__WHAT TO PRODUCE__: Read the records and gather each line that includes "xing".

__RECORDS TO PROCESS__:
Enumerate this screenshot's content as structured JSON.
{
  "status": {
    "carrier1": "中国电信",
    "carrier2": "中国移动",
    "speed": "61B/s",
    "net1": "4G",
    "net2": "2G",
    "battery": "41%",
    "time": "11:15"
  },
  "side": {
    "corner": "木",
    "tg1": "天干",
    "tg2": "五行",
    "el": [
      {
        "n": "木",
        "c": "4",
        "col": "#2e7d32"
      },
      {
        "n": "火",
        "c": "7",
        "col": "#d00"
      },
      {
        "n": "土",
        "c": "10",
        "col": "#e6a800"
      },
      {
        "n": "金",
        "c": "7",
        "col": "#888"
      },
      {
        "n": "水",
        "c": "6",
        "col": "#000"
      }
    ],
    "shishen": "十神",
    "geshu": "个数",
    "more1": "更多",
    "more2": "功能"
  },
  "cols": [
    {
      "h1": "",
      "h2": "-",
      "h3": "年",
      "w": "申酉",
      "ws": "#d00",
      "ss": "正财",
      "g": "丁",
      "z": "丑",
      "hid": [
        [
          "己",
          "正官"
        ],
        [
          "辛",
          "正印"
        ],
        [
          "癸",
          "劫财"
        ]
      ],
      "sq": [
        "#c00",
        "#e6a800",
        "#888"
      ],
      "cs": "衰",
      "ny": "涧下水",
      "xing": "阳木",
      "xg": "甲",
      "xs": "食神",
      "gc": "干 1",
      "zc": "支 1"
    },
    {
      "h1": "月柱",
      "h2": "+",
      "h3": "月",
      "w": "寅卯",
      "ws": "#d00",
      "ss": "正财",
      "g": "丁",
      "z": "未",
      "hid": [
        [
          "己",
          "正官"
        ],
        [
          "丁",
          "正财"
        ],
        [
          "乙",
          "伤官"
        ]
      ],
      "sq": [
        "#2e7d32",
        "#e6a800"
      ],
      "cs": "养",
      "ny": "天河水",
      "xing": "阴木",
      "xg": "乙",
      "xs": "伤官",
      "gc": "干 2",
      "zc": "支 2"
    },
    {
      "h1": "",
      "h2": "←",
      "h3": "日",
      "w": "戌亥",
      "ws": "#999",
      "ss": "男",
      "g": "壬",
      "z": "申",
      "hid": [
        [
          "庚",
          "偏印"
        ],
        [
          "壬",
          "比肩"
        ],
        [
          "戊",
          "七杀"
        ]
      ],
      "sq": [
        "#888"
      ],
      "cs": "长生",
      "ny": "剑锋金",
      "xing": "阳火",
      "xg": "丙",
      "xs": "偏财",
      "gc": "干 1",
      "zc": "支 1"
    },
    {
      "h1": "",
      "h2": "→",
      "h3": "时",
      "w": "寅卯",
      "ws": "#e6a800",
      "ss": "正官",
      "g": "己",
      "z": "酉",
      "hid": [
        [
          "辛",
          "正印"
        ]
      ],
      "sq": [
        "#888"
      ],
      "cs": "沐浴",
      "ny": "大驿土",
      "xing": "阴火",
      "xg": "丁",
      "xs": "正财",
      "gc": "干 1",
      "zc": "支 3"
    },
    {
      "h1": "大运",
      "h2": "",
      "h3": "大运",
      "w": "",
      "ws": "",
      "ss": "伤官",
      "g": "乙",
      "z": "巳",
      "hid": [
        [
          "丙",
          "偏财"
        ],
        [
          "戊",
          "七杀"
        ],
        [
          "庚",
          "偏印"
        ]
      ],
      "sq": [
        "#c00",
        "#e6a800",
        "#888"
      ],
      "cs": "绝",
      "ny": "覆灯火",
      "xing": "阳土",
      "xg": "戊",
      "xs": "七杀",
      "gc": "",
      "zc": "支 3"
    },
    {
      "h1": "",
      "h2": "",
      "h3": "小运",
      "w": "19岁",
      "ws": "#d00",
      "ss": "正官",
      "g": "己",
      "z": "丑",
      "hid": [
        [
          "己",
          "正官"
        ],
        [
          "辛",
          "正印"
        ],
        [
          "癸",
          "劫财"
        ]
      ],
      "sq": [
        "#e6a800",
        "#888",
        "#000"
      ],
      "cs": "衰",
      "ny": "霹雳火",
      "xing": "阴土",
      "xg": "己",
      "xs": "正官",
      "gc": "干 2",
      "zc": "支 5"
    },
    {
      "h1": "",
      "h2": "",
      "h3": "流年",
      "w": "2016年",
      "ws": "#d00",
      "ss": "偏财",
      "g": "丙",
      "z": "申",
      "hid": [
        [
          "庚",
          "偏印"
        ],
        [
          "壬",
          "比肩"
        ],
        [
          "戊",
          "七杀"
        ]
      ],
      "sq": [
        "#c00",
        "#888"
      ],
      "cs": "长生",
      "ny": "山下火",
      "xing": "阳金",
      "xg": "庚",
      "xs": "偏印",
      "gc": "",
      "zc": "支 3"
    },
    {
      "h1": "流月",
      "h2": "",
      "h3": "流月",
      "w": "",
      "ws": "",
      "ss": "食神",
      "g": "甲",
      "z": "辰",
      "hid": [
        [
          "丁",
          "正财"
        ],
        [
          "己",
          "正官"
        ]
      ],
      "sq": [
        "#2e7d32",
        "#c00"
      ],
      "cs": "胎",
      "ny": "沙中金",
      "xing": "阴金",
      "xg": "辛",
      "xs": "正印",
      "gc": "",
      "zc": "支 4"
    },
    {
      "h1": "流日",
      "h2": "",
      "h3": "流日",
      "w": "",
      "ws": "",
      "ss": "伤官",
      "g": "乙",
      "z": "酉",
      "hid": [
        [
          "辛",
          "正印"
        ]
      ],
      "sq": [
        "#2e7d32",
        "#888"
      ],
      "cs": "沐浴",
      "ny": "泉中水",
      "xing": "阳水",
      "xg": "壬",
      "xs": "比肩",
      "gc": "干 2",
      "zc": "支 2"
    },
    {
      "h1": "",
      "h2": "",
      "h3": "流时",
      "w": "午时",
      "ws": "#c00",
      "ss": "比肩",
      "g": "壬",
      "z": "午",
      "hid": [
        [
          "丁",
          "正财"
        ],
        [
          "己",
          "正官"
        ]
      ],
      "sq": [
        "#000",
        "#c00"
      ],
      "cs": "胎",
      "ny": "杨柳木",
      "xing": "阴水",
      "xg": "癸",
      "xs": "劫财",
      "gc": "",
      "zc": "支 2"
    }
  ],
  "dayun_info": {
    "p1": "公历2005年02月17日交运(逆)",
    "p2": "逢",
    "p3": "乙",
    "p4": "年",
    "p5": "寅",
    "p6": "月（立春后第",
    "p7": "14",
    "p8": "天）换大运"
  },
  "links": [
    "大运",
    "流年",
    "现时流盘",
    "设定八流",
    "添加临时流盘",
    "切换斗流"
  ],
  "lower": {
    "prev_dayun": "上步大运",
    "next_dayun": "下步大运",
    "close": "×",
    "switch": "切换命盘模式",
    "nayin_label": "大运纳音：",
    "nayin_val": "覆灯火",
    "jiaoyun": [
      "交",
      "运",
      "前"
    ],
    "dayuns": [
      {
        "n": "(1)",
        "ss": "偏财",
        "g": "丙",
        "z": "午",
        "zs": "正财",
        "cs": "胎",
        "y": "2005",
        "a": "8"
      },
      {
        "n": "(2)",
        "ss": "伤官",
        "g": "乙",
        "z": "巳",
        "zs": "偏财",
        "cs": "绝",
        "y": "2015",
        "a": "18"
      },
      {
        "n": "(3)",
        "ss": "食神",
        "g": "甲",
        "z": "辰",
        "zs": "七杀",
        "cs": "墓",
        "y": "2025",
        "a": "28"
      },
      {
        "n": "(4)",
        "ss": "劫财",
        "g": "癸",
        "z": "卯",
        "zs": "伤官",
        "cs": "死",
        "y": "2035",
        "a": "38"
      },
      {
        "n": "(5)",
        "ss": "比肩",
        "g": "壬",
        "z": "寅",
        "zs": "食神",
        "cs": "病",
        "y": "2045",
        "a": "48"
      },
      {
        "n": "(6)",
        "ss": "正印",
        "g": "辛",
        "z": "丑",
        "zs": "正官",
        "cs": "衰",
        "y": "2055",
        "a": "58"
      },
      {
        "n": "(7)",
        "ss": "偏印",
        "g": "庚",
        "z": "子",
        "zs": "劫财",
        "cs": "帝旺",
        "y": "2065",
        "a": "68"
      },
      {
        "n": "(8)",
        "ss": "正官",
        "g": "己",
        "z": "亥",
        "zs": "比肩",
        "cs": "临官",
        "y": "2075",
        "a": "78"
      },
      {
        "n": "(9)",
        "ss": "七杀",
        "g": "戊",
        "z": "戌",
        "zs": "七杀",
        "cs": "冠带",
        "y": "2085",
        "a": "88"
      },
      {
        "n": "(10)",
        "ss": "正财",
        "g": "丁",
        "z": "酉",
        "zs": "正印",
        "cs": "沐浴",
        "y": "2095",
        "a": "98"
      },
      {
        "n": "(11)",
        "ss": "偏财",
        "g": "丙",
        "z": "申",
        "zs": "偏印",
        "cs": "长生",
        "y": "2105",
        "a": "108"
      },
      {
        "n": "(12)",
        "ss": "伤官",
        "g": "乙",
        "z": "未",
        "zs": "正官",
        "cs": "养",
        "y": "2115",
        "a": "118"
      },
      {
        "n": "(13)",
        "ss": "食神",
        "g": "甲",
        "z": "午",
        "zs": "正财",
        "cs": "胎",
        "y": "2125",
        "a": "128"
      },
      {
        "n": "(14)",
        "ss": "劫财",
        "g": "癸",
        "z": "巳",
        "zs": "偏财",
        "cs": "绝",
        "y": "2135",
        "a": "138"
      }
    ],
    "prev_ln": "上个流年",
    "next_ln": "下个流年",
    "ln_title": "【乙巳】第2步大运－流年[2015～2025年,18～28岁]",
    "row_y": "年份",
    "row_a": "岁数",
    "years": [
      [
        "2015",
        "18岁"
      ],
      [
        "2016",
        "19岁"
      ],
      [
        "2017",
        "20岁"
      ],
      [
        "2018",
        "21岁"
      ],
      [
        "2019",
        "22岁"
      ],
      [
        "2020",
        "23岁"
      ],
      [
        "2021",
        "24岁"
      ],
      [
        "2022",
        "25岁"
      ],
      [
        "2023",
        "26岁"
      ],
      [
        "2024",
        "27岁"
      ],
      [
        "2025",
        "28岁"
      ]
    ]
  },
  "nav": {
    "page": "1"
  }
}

__RESPONSE BELOW__:
      "xing": "阳木",
      "xing": "阴木",
      "xing": "阳火",
      "xing": "阴火",
      "xing": "阳土",
      "xing": "阴土",
      "xing": "阳金",
      "xing": "阴金",
      "xing": "阳水",
      "xing": "阴水",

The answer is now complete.